▶ **Exercise description**: In how many lines of the listing below does "that" appear? Reply with the number only.

--- --- ---

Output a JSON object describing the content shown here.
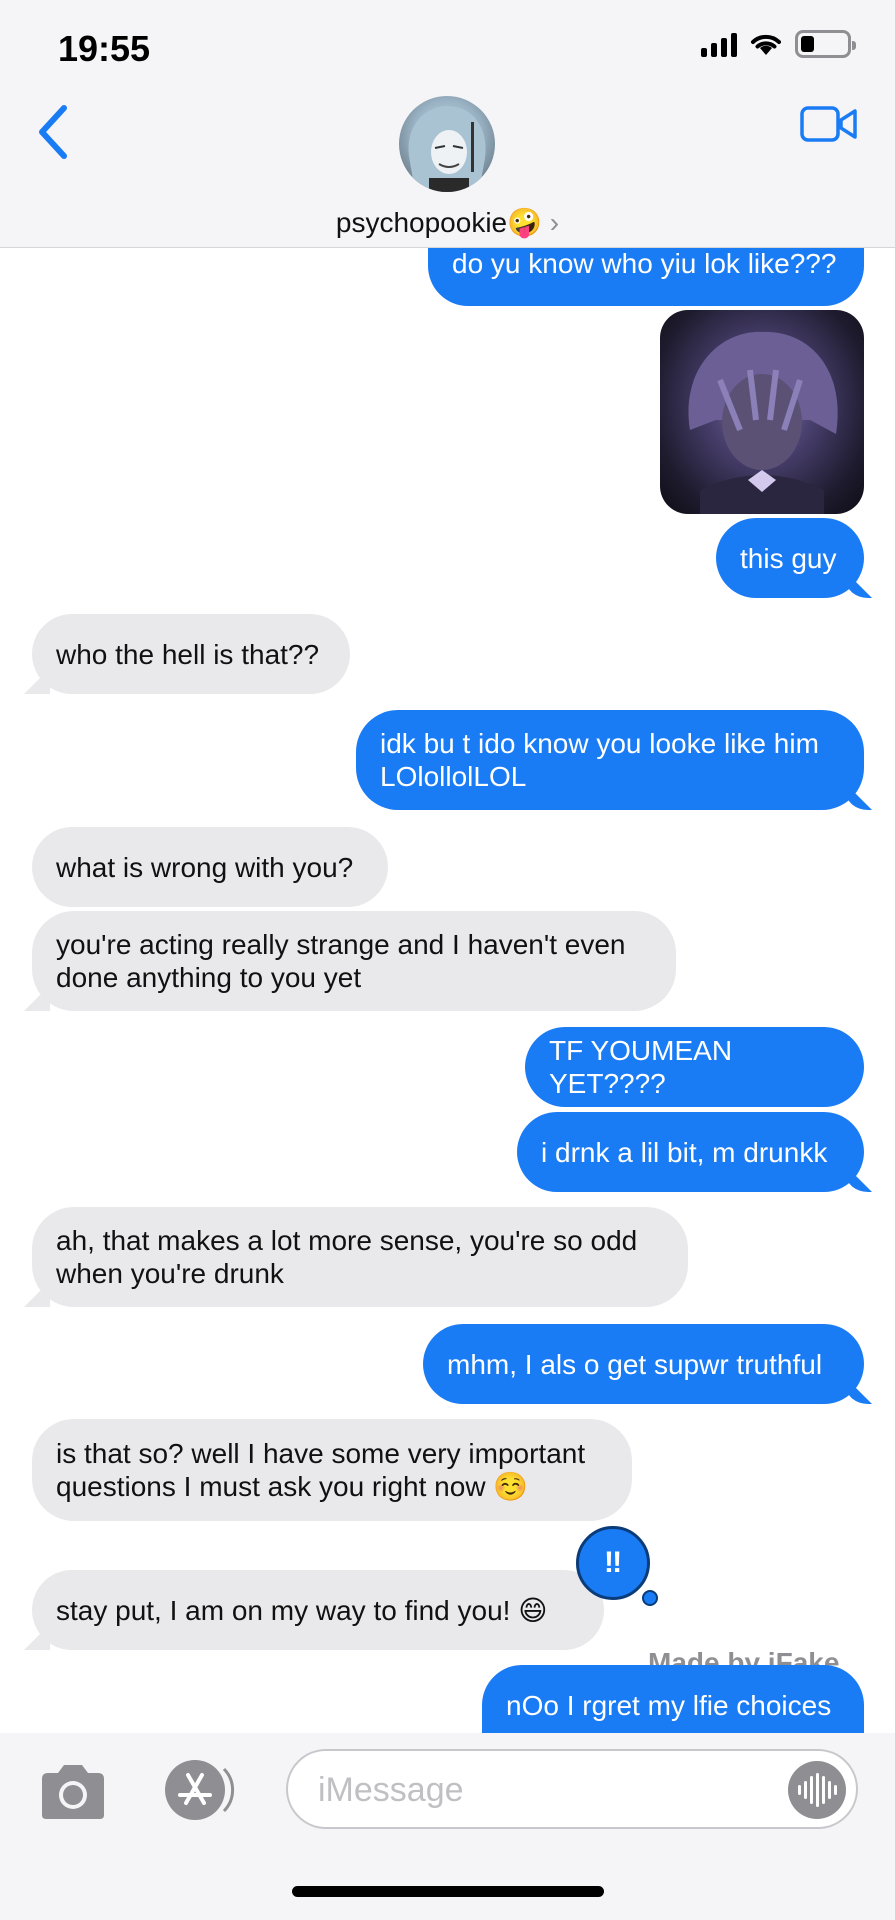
{
  "status": {
    "time": "19:55",
    "battery_level": 0.3
  },
  "header": {
    "contact_name": "psychopookie🤪",
    "chevron": "›",
    "back_icon": "chevron-left-icon",
    "video_icon": "video-camera-icon"
  },
  "messages": [
    {
      "dir": "out",
      "text": "do yu know who yiu lok like???"
    },
    {
      "dir": "out",
      "type": "image",
      "alt": "photo"
    },
    {
      "dir": "out",
      "text": "this guy"
    },
    {
      "dir": "in",
      "text": "who the hell is that??"
    },
    {
      "dir": "out",
      "text": "idk bu t ido know you looke like him LOlollolLOL"
    },
    {
      "dir": "in",
      "text": "what is wrong with you?"
    },
    {
      "dir": "in",
      "text": "you're acting really strange and I haven't even done anything to you yet"
    },
    {
      "dir": "out",
      "text": "TF YOUMEAN YET????"
    },
    {
      "dir": "out",
      "text": "i drnk a lil bit, m drunkk"
    },
    {
      "dir": "in",
      "text": "ah, that makes a lot more sense, you're so odd when you're drunk"
    },
    {
      "dir": "out",
      "text": "mhm, I als o get supwr truthful"
    },
    {
      "dir": "in",
      "text": "is that so? well I have some very important questions I must ask you right now ☺️"
    },
    {
      "dir": "in",
      "text": "stay put, I am on my way to find you! 😄"
    },
    {
      "dir": "out",
      "text": "nOo I rgret my lfie choices"
    }
  ],
  "reaction": {
    "symbol": "‼",
    "icon": "double-exclamation-icon"
  },
  "watermark": "Made by iFake",
  "input": {
    "placeholder": "iMessage",
    "camera_icon": "camera-icon",
    "appstore_icon": "app-store-icon",
    "voice_icon": "voice-waveform-icon"
  },
  "colors": {
    "outgoing": "#1a7cf5",
    "incoming": "#e9e9eb",
    "accent": "#1a7cf5"
  }
}
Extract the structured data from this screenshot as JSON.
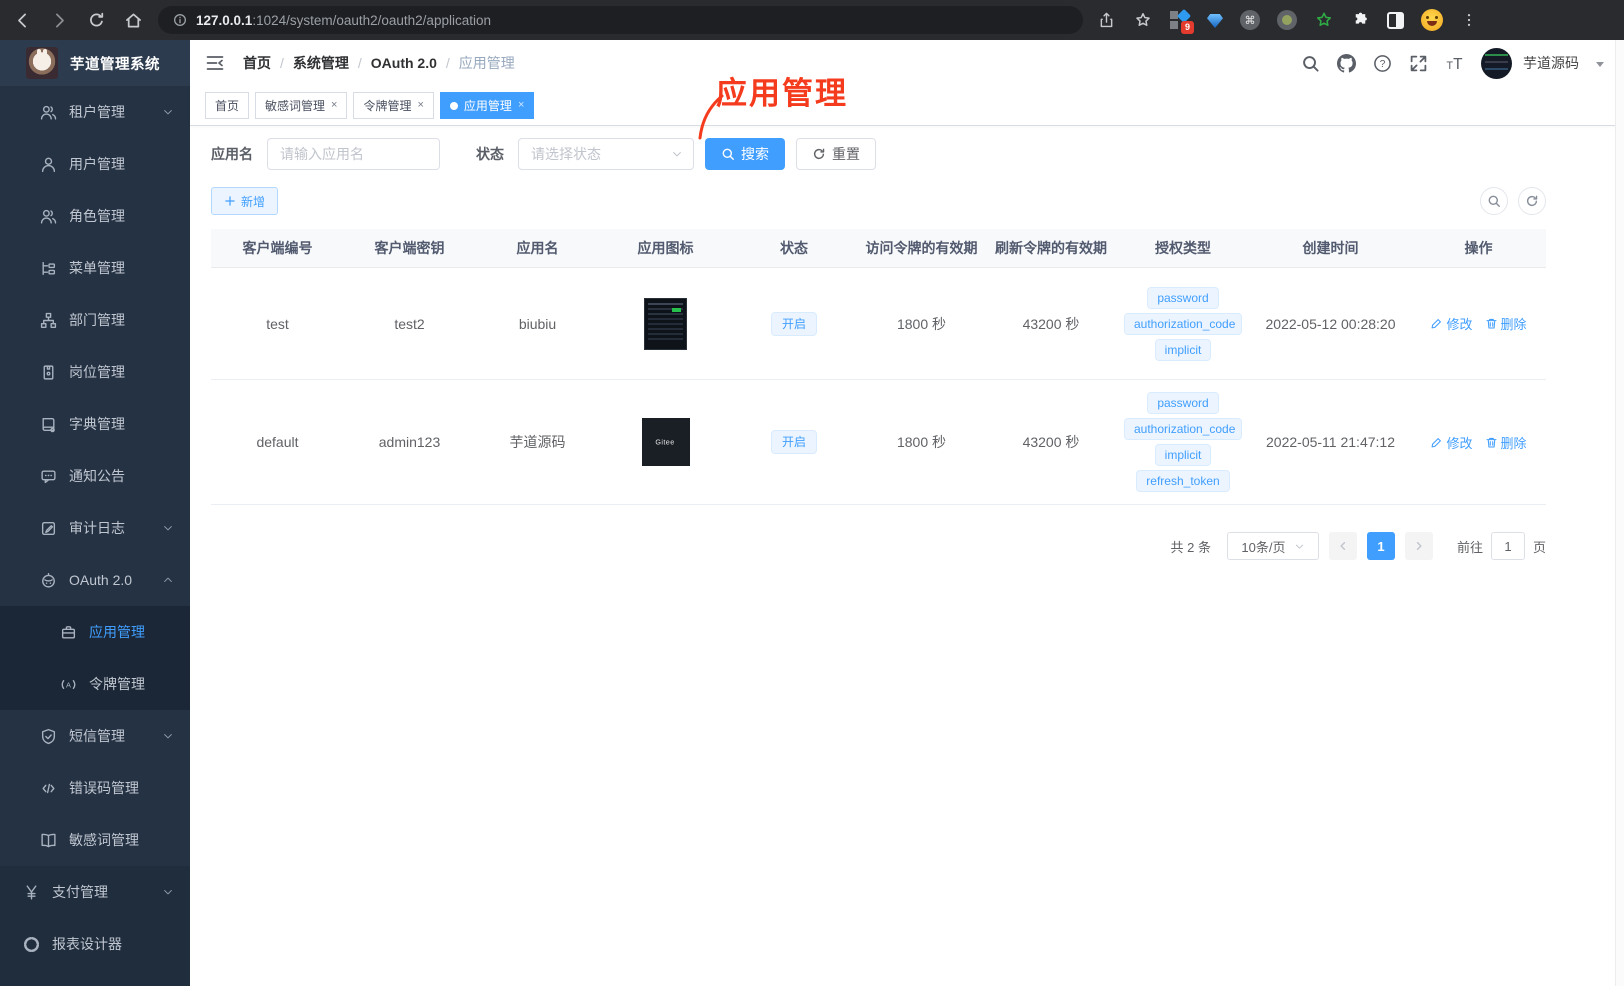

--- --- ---

▶ **Result of this task**: 3